* **INSTRUCTIONS TO FOLLOW**
Line by line, give the data again exactly as it appears.

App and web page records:
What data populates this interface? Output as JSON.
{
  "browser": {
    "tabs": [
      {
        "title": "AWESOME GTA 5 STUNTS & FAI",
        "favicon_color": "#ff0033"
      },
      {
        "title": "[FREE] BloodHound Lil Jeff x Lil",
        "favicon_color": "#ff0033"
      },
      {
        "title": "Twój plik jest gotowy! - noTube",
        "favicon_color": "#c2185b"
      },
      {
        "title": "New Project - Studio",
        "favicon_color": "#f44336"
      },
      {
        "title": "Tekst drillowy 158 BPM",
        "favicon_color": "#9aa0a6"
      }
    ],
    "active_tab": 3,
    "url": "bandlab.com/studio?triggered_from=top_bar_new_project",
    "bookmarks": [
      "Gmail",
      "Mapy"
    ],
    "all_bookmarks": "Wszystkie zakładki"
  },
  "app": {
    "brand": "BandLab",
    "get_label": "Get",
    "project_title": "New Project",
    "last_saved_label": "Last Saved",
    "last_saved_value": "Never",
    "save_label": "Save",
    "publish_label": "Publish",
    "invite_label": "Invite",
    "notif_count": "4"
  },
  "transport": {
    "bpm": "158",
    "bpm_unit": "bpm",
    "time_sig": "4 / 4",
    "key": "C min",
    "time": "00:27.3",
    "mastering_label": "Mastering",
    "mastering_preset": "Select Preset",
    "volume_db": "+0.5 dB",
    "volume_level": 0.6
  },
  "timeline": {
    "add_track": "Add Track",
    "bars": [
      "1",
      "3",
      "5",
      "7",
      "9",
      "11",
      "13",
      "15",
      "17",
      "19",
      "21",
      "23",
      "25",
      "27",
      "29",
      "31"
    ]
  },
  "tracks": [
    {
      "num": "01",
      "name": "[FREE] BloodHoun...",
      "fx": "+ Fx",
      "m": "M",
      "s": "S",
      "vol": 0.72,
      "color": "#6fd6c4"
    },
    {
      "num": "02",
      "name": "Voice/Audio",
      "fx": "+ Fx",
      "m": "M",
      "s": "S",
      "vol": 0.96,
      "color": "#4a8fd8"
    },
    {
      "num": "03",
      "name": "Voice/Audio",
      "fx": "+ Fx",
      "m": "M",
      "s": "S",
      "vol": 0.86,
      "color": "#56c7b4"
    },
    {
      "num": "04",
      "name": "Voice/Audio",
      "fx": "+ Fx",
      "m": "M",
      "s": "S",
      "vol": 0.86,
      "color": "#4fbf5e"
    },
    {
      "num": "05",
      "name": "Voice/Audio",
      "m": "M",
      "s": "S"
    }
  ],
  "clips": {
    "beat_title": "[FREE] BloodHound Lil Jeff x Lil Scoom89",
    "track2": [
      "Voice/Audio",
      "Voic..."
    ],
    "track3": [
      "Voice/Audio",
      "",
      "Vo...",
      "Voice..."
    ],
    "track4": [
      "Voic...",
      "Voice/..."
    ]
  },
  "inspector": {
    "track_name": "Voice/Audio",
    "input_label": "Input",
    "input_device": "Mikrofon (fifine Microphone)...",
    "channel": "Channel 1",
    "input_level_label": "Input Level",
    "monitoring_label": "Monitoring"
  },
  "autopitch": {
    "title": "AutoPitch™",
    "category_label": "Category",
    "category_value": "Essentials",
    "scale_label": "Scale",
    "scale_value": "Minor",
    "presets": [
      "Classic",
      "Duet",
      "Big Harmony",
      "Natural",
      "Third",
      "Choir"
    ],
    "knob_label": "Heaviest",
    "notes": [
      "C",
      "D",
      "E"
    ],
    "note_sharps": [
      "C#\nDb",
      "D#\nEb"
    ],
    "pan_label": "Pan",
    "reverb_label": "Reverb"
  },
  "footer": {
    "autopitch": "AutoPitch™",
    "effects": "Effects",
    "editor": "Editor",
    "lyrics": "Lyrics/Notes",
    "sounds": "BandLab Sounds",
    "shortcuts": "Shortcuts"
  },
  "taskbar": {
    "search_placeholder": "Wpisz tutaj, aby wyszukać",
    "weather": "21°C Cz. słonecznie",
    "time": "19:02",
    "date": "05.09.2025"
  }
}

* **THE COMPLETED TASK**
What data populates this interface? Output as JSON.
{
  "browser": {
    "tabs": [
      {
        "title": "AWESOME GTA 5 STUNTS & FAI",
        "favicon_color": "#ff0033"
      },
      {
        "title": "[FREE] BloodHound Lil Jeff x Lil",
        "favicon_color": "#ff0033"
      },
      {
        "title": "Twój plik jest gotowy! - noTube",
        "favicon_color": "#c2185b"
      },
      {
        "title": "New Project - Studio",
        "favicon_color": "#f44336"
      },
      {
        "title": "Tekst drillowy 158 BPM",
        "favicon_color": "#9aa0a6"
      }
    ],
    "active_tab": 3,
    "url": "bandlab.com/studio?triggered_from=top_bar_new_project",
    "bookmarks": [
      "Gmail",
      "Mapy"
    ],
    "all_bookmarks": "Wszystkie zakładki"
  },
  "app": {
    "brand": "BandLab",
    "get_label": "Get",
    "project_title": "New Project",
    "last_saved_label": "Last Saved",
    "last_saved_value": "Never",
    "save_label": "Save",
    "publish_label": "Publish",
    "invite_label": "Invite",
    "notif_count": "4"
  },
  "transport": {
    "bpm": "158",
    "bpm_unit": "bpm",
    "time_sig": "4 / 4",
    "key": "C min",
    "time": "00:27.3",
    "mastering_label": "Mastering",
    "mastering_preset": "Select Preset",
    "volume_db": "+0.5 dB",
    "volume_level": 0.6
  },
  "timeline": {
    "add_track": "Add Track",
    "bars": [
      "1",
      "3",
      "5",
      "7",
      "9",
      "11",
      "13",
      "15",
      "17",
      "19",
      "21",
      "23",
      "25",
      "27",
      "29",
      "31"
    ]
  },
  "tracks": [
    {
      "num": "01",
      "name": "[FREE] BloodHoun...",
      "fx": "+ Fx",
      "m": "M",
      "s": "S",
      "vol": 0.72,
      "color": "#6fd6c4"
    },
    {
      "num": "02",
      "name": "Voice/Audio",
      "fx": "+ Fx",
      "m": "M",
      "s": "S",
      "vol": 0.96,
      "color": "#4a8fd8"
    },
    {
      "num": "03",
      "name": "Voice/Audio",
      "fx": "+ Fx",
      "m": "M",
      "s": "S",
      "vol": 0.86,
      "color": "#56c7b4"
    },
    {
      "num": "04",
      "name": "Voice/Audio",
      "fx": "+ Fx",
      "m": "M",
      "s": "S",
      "vol": 0.86,
      "color": "#4fbf5e"
    },
    {
      "num": "05",
      "name": "Voice/Audio",
      "m": "M",
      "s": "S"
    }
  ],
  "clips": {
    "beat_title": "[FREE] BloodHound Lil Jeff x Lil Scoom89",
    "track2": [
      "Voice/Audio",
      "Voic..."
    ],
    "track3": [
      "Voice/Audio",
      "",
      "Vo...",
      "Voice..."
    ],
    "track4": [
      "Voic...",
      "Voice/..."
    ]
  },
  "inspector": {
    "track_name": "Voice/Audio",
    "input_label": "Input",
    "input_device": "Mikrofon (fifine Microphone)...",
    "channel": "Channel 1",
    "input_level_label": "Input Level",
    "monitoring_label": "Monitoring"
  },
  "autopitch": {
    "title": "AutoPitch™",
    "category_label": "Category",
    "category_value": "Essentials",
    "scale_label": "Scale",
    "scale_value": "Minor",
    "presets": [
      "Classic",
      "Duet",
      "Big Harmony",
      "Natural",
      "Third",
      "Choir"
    ],
    "knob_label": "Heaviest",
    "notes": [
      "C",
      "D",
      "E"
    ],
    "note_sharps": [
      "C#\nDb",
      "D#\nEb"
    ],
    "pan_label": "Pan",
    "reverb_label": "Reverb"
  },
  "footer": {
    "autopitch": "AutoPitch™",
    "effects": "Effects",
    "editor": "Editor",
    "lyrics": "Lyrics/Notes",
    "sounds": "BandLab Sounds",
    "shortcuts": "Shortcuts"
  },
  "taskbar": {
    "search_placeholder": "Wpisz tutaj, aby wyszukać",
    "weather": "21°C Cz. słonecznie",
    "time": "19:02",
    "date": "05.09.2025"
  }
}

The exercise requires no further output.